Here’s some valuable advice on how to create a motivating work environment.
Women in Business crafted an article titled, Motivating Staff Without Money: Four Budget-Free Ways to Move Forward. The article outlines four ways leaders can create a motivating work environment. Taking advantage of them don’t cost a lot of money, but they aren’t designed to be cheap. They are designed to be effective in developing people and improving business.
Perceptively they note that, contrary to popular perception, your job as a manager is not to motivate your staff. Motivation is internal. Instead, you are responsible for creating an environment in which people can motivate themselves.
Perhaps one of their suggestions will be of benefit to you or spawn a new approach unique to your organization. I quote and have adapted from their original article.
Operate in an Atmosphere of Open Communication – More companies adhere to the philosophy of minimal communication rather than “open book” management. In other words, senior management often assumes that the less employees know, the better.
This doesn’t make for a motivating environment. A few simple suggestions:
- Research your organization and its competition on an Internet. Get that competitive blood flowing.

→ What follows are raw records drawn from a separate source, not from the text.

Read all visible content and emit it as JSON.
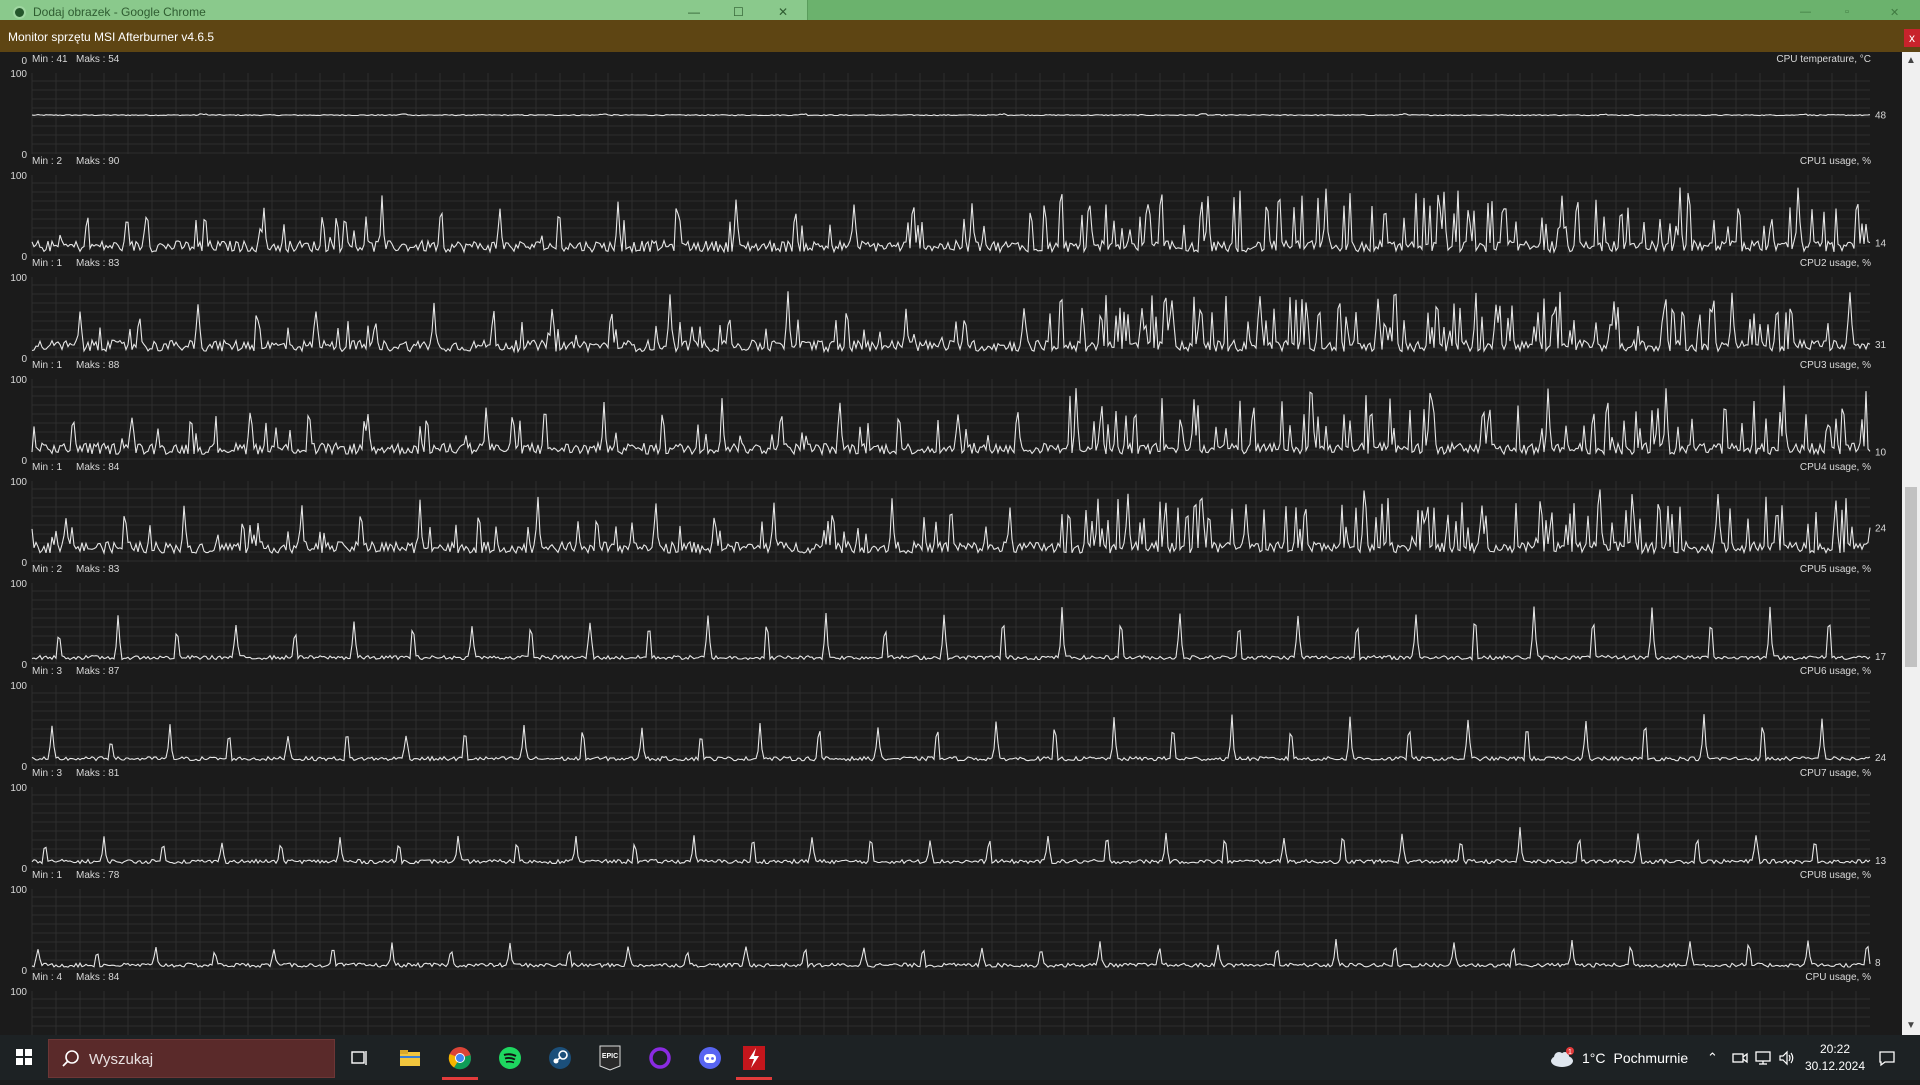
{
  "background_window": {
    "title": "Dodaj obrazek - Google Chrome"
  },
  "window": {
    "title": "Monitor sprzętu MSI Afterburner v4.6.5",
    "close_label": "x"
  },
  "graphs": [
    {
      "name": "CPU temperature, °C",
      "min_label": "Min : 41",
      "max_label": "Maks : 54",
      "axis_top": "100",
      "axis_bottom": "0",
      "current": "48",
      "kind": "temp",
      "level": 48,
      "spike_scale": 0
    },
    {
      "name": "CPU1 usage, %",
      "min_label": "Min : 2",
      "max_label": "Maks : 90",
      "axis_top": "100",
      "axis_bottom": "0",
      "current": "14",
      "kind": "usage",
      "level": 12,
      "spike_scale": 1.0
    },
    {
      "name": "CPU2 usage, %",
      "min_label": "Min : 1",
      "max_label": "Maks : 83",
      "axis_top": "100",
      "axis_bottom": "0",
      "current": "31",
      "kind": "usage",
      "level": 15,
      "spike_scale": 0.95
    },
    {
      "name": "CPU3 usage, %",
      "min_label": "Min : 1",
      "max_label": "Maks : 88",
      "axis_top": "100",
      "axis_bottom": "0",
      "current": "10",
      "kind": "usage",
      "level": 14,
      "spike_scale": 1.0
    },
    {
      "name": "CPU4 usage, %",
      "min_label": "Min : 1",
      "max_label": "Maks : 84",
      "axis_top": "100",
      "axis_bottom": "0",
      "current": "24",
      "kind": "usage",
      "level": 18,
      "spike_scale": 0.95
    },
    {
      "name": "CPU5 usage, %",
      "min_label": "Min : 2",
      "max_label": "Maks : 83",
      "axis_top": "100",
      "axis_bottom": "0",
      "current": "17",
      "kind": "periodic",
      "level": 8,
      "spike_scale": 0.9
    },
    {
      "name": "CPU6 usage, %",
      "min_label": "Min : 3",
      "max_label": "Maks : 87",
      "axis_top": "100",
      "axis_bottom": "0",
      "current": "24",
      "kind": "periodic",
      "level": 9,
      "spike_scale": 0.75
    },
    {
      "name": "CPU7 usage, %",
      "min_label": "Min : 3",
      "max_label": "Maks : 81",
      "axis_top": "100",
      "axis_bottom": "0",
      "current": "13",
      "kind": "periodic",
      "level": 8,
      "spike_scale": 0.55
    },
    {
      "name": "CPU8 usage, %",
      "min_label": "Min : 1",
      "max_label": "Maks : 78",
      "axis_top": "100",
      "axis_bottom": "0",
      "current": "8",
      "kind": "periodic",
      "level": 6,
      "spike_scale": 0.45
    },
    {
      "name": "CPU usage, %",
      "min_label": "Min : 4",
      "max_label": "Maks : 84",
      "axis_top": "100",
      "axis_bottom": "0",
      "current": "",
      "kind": "partial",
      "level": 0,
      "spike_scale": 0
    }
  ],
  "colors": {
    "graph_line": "#e6e6e6",
    "grid": "#2e2e2e",
    "titlebar": "#5e4513",
    "taskbar": "#1d2224",
    "search_bg": "#5a2a2a"
  },
  "taskbar": {
    "search_placeholder": "Wyszukaj",
    "apps": [
      "task-view-icon",
      "file-explorer-icon",
      "chrome-icon",
      "spotify-icon",
      "steam-icon",
      "epic-games-icon",
      "cortana-icon",
      "discord-icon",
      "afterburner-icon"
    ],
    "weather_temp": "1°C",
    "weather_text": "Pochmurnie",
    "weather_badge": "1",
    "time": "20:22",
    "date": "30.12.2024"
  }
}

Have them improve the public presentation of your company.
- Get listed in Who’s Who in Finance and Industry or Ward’s Business Directory. Seeing your name lets you know you matter and are a contributor.
Yes, it is simple, but build on it.
Recognize People with Potential – Nothing says confidence and trust like putting someone in a position of leadership with the ability to make decisions.
- Placing future leaders into management development roles. This is not only good for the individual but for the long term success of the company.
- Give your employees more responsibility to test their leadership skill. Some will rise to the challenge. Others may not. But you will be developing capacity all the while.
Respect and recognition are two proven ways to retain employees.
Support External Training Workshops – People are much more inclined to feel like they’re making a positive contribution to your organization if they’re in a learning curve. Challenge them to challenge themselves.
- Training organizations offer countless one-and two-day offsite workshops. The cost is minimal. Two or three seminars per employee per year may add very little to your overhead budget and allow employees a one-day “sabbatical” to reflect on their careers as well as to reinvent themselves in light of your company’s changing needs.
There may be a very good return on investment from providing relevant, practical workshop opportunities. I would suggest having some accountability attached to it. Develop a method whereby the employee provides feedback after the workshop on how the learning will be best integrated into their day to day work or translated into department, team or company practice.
Welcome Opinion – By empowering people, you telling them that they matter to you and your business. By listening to them, they may even have some good ideas about how to make things smoother or more profitable.
Listen to employees. Listening to people may not always be easy, but it can be very beneficial. And when those gems appear that empower the individual and strengthen the organization, you will understand that the effort put into inviting comment and listening to it was more than worth it.